WHAT NEEDS TO BE DONE - Count how many lines of the data include the string "this", then say that number and stop.

Stored dataset items:

━━━━━━━━

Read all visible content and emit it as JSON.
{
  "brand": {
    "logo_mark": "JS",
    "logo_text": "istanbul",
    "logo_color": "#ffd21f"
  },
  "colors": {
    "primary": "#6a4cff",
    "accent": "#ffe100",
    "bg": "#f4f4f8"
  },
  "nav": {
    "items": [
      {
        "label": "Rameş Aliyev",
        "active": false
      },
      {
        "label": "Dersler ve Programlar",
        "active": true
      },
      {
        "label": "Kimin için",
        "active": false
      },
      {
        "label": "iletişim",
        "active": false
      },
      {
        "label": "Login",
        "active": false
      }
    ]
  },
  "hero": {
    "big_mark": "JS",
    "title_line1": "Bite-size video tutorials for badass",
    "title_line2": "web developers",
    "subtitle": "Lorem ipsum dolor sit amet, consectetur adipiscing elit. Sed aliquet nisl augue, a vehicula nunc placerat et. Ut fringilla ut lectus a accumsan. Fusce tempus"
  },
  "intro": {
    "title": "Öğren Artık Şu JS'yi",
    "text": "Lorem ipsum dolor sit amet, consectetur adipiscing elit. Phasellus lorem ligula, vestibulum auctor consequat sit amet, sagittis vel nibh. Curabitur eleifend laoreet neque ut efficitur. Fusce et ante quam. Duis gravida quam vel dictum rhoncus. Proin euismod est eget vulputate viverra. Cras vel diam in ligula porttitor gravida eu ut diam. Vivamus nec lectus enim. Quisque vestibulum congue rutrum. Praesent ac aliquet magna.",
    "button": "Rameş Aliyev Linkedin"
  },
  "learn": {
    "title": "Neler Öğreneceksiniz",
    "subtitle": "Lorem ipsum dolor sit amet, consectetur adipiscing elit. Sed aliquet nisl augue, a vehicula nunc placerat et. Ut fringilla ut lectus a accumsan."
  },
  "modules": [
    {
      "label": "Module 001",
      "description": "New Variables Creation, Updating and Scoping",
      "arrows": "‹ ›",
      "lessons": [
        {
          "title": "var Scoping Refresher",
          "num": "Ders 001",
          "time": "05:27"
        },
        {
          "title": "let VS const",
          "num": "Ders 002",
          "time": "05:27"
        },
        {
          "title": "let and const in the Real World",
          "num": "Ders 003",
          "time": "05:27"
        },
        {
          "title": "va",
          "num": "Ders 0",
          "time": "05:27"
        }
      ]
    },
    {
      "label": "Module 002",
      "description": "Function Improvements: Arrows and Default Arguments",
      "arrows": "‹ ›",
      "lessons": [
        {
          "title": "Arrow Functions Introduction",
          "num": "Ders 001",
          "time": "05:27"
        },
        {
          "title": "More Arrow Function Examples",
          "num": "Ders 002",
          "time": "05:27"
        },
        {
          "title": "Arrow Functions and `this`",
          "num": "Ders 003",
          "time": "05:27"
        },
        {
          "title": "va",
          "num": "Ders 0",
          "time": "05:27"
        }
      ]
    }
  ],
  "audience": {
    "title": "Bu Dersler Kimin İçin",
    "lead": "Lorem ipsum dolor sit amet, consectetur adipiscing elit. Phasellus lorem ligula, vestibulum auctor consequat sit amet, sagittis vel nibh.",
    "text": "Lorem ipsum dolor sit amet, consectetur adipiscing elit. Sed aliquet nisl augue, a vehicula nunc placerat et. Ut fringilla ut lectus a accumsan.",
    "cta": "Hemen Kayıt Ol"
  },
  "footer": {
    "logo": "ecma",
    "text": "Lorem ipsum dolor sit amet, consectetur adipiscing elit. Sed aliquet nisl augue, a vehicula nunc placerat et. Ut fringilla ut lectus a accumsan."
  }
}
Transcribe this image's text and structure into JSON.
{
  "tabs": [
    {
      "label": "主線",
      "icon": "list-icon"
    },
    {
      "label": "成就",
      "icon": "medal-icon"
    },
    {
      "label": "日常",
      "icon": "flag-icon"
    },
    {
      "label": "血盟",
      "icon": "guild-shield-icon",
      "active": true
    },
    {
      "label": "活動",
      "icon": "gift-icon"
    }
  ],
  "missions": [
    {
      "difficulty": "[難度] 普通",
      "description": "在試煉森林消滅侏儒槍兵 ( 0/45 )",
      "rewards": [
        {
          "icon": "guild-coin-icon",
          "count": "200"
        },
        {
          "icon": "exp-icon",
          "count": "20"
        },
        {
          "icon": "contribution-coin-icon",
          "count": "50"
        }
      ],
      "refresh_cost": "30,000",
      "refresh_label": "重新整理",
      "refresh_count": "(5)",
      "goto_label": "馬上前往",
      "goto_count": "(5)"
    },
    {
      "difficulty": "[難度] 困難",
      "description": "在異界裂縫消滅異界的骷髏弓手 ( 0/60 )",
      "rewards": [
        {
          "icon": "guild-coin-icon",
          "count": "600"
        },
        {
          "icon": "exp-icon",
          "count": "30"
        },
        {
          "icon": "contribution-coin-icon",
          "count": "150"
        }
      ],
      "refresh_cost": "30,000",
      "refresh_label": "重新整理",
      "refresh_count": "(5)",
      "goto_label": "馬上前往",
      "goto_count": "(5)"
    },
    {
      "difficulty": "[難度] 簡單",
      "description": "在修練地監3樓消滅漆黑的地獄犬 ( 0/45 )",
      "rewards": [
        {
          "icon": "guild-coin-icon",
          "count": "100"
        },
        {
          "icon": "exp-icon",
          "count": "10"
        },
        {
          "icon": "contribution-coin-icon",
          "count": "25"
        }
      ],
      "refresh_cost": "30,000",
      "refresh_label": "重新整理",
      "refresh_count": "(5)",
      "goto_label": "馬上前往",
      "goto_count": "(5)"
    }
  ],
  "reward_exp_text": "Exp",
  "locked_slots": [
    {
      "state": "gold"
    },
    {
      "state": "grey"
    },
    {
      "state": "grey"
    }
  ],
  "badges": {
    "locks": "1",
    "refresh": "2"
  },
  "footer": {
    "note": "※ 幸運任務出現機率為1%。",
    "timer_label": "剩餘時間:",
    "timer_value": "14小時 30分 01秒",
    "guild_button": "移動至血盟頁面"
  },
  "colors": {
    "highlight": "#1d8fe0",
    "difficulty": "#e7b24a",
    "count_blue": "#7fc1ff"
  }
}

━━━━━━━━

TASK RESULT - 2